Reeves play Officer Jack Traven of the Los Angeles Bomb Squad who, as the story opens, is attempting to save a group of people unknowingly held hostage by a nameless bomber (Hopper) on an elevator with the help of his partner Harry Temple (Jeff Daniels). They foil the plan and save the hostages, but one of the bomber’s other devices explodes, leaving Jack and Harry thinking that he is dead. But one morning, Jack is out buying some coffee when a city bus explodes – the bomber is back with a vengeance, having placed another bomb on a different bus filled with passengers; if the bus drives above 50 mph the bomb is armed and then if it drops below 50 mph the bomb goes off. So Jack gets on the bus and spends most of the rest of the movie trying to keep the moving bus from exploding. It’s such a strange thing to write the plot of this movie out – it feels so odd and more and more unintelligent as I do – and an even stranger thing to read it back. I can’t think of a movie where there’s a bigger rift between its paper explanation and the actual product, between the utterly dense and idiotic and the engaging and breathtaking – cinematic proof the two wrongs (or in this case a whole slew of wrongs) do make a right.

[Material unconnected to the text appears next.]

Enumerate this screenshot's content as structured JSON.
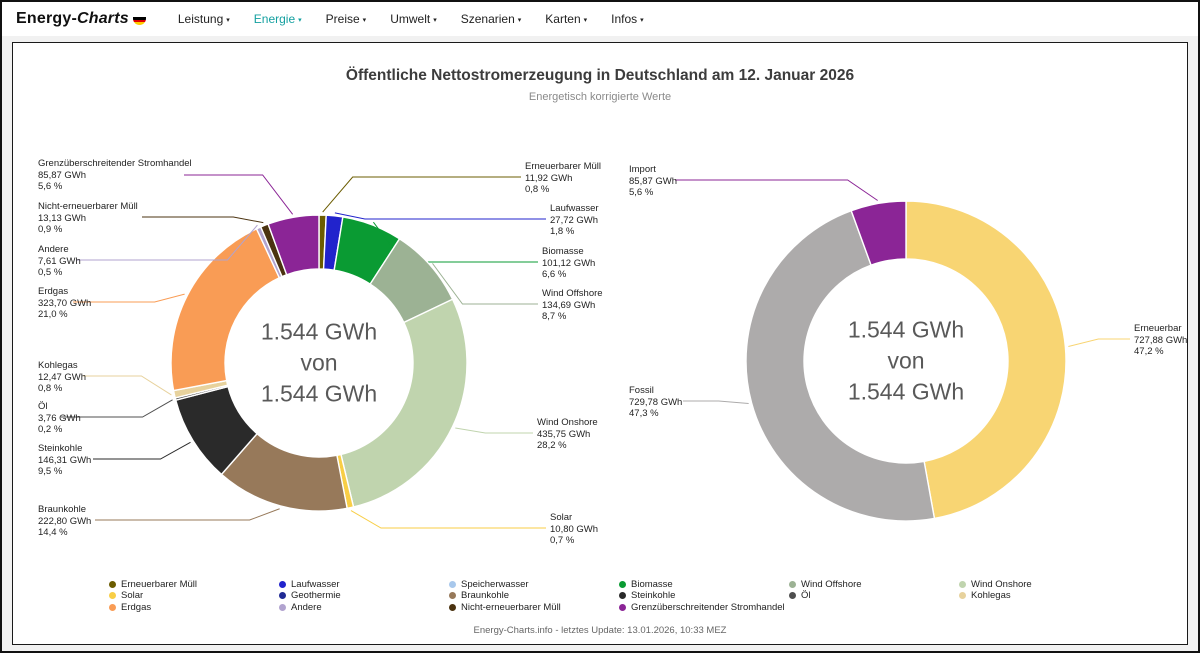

Despite how well-suited his mild talent was to the monochromatic steeliness of the Matrix movies, I would say that the real wings of this movie is Reeves and his one-note, brash, all-business officer of the law. Speed, as one would guess by its title, is the celluloid personification of adrenaline, which leaves little to no room for moments of raw emotion other than wild rage and as such makes handsome Keanu the perfect man for the job. And everywhere he’s lacking, the other cast members pick up the slack. Daniels brings levity and humor as the other half of the buddy cop pair, Bullock brings a welcome dose of feminine energy to balance out the gads of testosterone, and then of course there’s Hopper. Functionally, other than forwarding the plot, Dennis Hopper’s scenes in his little terrorist lair surrounded by TVs are meant to serve as relief from watching a bunch of people of an a bus hurtling down a California highway doing sixty or more – but he fills the screen up with his ghoulish presence and keeps the energy going at a full rolling boil. I would try to include more on the action-packed moments of this movie except for two things – one, the whole thing is action packed; and two, it again just wouldn’t translate. A bus jumping over a forty-foot gap on the freeway; Reeves’s Traven stuck on the undercarriage of the bus trying to disarm the bomb; mano-e-mano on top of a speeding subway train – yeah, it all sounds dumb and yet its still so awesome and watchable, with a staying power that’s out of reach of the majority of nineties action movies. As the saying goes, seeing is believing.